→ THE INPUT
______________________________

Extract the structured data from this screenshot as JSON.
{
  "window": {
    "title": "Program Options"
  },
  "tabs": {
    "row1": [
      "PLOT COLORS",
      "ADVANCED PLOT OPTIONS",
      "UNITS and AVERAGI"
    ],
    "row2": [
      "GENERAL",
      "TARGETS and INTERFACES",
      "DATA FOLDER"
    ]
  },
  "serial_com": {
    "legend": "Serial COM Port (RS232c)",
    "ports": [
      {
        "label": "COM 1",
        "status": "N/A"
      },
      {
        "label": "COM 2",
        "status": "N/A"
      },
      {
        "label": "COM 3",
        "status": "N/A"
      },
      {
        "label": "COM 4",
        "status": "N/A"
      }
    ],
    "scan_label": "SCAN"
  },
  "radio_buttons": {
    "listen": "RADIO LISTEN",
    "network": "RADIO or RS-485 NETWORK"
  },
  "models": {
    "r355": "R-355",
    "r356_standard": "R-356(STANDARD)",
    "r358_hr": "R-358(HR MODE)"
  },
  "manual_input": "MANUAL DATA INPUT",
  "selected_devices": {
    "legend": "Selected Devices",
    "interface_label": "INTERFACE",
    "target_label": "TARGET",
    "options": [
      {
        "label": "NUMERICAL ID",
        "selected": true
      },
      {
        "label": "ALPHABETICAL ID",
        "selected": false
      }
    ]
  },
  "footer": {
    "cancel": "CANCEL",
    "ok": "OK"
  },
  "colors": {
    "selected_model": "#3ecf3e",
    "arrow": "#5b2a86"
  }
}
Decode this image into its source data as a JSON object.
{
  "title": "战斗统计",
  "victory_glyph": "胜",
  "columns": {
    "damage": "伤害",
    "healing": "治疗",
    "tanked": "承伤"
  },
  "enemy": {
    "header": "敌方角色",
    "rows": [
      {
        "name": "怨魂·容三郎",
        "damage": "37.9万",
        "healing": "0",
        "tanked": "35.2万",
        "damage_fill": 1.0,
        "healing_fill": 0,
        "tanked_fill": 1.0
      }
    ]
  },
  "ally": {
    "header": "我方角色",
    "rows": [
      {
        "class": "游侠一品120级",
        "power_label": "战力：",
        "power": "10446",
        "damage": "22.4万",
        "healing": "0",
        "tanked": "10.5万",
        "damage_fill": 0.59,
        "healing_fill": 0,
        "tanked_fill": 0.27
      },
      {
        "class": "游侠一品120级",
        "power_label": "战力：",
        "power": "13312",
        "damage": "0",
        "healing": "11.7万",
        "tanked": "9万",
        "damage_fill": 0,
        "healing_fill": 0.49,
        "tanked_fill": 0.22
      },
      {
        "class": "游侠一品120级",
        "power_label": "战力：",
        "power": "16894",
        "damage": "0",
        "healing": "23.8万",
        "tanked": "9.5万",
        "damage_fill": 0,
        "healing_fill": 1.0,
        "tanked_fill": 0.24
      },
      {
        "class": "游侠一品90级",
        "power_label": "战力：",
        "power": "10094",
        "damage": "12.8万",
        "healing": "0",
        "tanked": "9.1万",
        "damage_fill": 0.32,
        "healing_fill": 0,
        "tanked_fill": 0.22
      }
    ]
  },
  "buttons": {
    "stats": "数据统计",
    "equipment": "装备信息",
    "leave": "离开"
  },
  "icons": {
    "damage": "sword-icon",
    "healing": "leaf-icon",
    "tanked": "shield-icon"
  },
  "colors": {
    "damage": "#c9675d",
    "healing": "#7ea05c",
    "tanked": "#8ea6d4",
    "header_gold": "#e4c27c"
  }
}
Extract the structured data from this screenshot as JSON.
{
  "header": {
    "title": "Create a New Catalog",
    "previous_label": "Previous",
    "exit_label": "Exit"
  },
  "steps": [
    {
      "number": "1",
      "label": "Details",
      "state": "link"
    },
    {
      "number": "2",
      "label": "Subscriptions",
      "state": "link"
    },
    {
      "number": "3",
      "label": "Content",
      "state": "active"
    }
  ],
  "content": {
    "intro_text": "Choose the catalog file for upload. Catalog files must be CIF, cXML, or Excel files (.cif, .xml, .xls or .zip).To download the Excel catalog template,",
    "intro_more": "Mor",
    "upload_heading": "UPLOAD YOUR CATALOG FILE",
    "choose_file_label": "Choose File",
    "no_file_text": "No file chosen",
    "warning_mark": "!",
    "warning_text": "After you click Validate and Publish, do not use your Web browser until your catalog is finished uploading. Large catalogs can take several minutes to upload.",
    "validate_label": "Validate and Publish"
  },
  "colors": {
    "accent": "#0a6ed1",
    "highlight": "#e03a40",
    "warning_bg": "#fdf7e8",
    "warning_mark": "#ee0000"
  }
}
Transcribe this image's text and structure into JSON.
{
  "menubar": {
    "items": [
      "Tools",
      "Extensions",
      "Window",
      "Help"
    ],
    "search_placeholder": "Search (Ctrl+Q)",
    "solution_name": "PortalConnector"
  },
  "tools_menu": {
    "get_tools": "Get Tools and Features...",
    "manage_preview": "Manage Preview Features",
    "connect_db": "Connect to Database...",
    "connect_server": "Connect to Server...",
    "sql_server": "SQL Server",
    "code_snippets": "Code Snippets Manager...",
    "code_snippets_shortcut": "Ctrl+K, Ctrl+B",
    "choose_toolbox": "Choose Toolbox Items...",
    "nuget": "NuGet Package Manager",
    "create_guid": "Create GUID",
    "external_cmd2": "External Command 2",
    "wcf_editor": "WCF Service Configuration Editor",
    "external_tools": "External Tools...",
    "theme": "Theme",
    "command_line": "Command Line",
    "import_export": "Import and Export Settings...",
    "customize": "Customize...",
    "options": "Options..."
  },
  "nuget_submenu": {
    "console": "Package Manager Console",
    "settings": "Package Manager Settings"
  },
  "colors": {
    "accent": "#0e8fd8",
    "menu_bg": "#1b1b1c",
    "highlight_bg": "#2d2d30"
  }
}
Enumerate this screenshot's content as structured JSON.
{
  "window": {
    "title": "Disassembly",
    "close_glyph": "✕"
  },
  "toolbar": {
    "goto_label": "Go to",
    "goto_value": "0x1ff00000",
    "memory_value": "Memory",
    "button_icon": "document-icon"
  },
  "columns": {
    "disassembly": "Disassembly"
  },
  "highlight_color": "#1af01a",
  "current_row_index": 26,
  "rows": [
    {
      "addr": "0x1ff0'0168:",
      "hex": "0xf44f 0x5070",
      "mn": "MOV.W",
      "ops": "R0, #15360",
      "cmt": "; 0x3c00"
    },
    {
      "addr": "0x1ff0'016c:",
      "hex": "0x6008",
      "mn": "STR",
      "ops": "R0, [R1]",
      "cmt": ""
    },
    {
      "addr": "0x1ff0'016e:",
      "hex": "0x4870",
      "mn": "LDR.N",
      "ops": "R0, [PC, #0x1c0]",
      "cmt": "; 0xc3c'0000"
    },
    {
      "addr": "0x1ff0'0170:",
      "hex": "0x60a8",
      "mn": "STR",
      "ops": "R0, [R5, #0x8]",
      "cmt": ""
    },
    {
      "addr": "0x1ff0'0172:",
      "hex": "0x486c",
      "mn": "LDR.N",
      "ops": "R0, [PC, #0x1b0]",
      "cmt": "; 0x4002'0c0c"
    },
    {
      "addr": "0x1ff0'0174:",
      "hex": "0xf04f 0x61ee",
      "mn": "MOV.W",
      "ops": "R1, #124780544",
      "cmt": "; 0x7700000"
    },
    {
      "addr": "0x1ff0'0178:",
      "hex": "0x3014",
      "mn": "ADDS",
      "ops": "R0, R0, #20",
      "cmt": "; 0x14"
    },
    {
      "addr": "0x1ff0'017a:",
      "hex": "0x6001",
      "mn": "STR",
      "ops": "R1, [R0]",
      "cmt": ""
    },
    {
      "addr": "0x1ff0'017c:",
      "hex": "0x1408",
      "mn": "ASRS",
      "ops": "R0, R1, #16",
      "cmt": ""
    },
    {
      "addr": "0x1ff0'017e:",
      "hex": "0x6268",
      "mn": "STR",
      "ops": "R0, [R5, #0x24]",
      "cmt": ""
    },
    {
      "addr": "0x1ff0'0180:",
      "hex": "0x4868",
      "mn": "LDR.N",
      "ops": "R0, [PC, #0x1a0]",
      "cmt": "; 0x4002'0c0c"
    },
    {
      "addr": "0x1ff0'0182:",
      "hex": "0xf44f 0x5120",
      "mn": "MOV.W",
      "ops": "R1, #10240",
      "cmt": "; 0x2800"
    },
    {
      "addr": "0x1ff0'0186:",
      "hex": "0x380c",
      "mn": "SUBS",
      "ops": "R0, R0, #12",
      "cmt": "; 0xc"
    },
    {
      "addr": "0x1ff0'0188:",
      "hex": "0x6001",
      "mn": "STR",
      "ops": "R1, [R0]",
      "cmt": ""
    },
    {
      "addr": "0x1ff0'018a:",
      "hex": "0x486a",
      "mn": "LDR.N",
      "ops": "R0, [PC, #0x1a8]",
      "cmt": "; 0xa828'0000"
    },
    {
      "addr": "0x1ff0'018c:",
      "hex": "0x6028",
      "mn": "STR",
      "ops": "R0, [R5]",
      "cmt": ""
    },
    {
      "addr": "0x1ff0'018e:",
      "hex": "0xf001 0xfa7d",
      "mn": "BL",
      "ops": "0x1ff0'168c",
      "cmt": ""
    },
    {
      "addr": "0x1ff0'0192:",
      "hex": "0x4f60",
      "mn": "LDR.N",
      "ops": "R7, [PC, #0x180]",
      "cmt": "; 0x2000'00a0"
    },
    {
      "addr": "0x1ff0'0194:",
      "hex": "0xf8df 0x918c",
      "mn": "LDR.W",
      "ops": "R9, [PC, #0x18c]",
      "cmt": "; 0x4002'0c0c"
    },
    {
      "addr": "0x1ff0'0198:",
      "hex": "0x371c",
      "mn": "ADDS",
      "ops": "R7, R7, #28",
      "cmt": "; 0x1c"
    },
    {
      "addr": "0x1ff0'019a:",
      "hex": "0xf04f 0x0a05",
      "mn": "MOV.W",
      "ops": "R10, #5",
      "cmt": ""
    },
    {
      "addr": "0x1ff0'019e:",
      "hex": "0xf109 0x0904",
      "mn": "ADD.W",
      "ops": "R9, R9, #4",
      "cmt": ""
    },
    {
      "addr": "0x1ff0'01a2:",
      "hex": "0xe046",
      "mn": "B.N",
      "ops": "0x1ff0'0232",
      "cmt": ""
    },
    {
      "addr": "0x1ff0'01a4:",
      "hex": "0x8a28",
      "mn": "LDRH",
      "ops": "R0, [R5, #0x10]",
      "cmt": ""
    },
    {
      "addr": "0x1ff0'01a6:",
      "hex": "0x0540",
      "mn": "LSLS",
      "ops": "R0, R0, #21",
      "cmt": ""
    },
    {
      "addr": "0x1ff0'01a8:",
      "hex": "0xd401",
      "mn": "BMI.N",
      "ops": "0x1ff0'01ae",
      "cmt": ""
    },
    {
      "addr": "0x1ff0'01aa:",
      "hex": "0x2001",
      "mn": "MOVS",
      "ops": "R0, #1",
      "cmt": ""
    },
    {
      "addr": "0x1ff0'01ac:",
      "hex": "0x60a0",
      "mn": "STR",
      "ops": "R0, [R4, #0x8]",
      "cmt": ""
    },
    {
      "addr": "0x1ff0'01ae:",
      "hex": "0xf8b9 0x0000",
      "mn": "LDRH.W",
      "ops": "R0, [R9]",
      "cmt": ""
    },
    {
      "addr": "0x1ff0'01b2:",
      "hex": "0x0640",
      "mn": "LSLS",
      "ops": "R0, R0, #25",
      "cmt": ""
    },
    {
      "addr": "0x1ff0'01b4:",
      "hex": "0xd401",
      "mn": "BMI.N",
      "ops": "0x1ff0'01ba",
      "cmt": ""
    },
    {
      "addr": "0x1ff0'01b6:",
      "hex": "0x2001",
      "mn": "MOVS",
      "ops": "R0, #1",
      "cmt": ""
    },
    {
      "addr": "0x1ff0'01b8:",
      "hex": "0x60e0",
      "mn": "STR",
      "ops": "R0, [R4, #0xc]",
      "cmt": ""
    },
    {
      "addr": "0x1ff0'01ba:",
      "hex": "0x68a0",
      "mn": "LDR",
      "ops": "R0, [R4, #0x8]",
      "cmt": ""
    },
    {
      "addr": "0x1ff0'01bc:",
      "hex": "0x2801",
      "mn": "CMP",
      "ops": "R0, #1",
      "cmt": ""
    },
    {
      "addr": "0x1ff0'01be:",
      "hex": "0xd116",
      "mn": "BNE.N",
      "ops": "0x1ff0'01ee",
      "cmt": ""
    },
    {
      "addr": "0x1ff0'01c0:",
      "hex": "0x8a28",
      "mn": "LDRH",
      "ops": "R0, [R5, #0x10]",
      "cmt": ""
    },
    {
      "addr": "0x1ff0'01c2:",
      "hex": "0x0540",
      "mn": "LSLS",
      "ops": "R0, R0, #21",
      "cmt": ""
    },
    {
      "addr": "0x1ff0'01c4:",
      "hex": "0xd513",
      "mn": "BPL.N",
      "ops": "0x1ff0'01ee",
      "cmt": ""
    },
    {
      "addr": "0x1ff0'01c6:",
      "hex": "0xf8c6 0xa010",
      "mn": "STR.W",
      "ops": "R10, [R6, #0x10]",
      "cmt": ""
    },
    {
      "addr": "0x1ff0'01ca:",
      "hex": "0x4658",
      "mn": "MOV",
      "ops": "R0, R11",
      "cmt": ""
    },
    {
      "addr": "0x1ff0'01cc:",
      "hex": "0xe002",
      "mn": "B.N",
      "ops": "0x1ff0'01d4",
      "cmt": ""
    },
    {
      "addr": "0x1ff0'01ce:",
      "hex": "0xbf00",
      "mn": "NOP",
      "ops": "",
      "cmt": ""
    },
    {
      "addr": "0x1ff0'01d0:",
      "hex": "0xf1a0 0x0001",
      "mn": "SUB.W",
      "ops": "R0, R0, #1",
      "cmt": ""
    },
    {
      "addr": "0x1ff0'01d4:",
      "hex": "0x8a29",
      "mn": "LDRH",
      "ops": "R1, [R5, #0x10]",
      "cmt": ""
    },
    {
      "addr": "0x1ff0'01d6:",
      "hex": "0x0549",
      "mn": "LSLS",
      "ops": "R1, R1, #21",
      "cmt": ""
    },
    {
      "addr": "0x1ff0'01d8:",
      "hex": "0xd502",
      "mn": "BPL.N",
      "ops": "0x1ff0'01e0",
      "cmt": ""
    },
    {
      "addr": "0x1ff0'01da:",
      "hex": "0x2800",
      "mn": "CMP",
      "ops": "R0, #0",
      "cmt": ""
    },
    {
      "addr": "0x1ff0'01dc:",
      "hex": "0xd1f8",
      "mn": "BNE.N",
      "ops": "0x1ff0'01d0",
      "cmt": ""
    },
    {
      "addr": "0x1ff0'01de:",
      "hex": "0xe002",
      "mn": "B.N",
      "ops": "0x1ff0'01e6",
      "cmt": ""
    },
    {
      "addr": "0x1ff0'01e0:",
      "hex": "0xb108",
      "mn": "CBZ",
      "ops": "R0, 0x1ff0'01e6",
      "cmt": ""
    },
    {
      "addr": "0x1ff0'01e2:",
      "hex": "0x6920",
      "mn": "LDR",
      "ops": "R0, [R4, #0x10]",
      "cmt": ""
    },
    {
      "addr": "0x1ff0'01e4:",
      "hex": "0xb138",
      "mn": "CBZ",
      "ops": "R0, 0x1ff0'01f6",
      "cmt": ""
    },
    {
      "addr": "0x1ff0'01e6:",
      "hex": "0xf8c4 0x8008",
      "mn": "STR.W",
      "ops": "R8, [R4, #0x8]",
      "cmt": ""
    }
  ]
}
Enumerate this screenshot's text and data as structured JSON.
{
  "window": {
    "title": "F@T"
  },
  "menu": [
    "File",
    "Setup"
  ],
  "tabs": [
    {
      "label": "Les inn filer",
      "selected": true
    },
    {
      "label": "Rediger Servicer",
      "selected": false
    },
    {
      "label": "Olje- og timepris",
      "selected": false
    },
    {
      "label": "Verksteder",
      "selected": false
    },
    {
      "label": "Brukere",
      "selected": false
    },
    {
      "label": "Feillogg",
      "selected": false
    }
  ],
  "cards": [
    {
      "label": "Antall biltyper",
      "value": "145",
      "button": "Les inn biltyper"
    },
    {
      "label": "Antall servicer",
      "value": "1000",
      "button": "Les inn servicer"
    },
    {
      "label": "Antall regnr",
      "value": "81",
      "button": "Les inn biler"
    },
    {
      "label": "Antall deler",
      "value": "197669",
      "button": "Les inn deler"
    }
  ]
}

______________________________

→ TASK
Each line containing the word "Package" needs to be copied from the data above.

→ THE COMPLETED TASK
    "nuget": "NuGet Package Manager",
    "console": "Package Manager Console",
    "settings": "Package Manager Settings"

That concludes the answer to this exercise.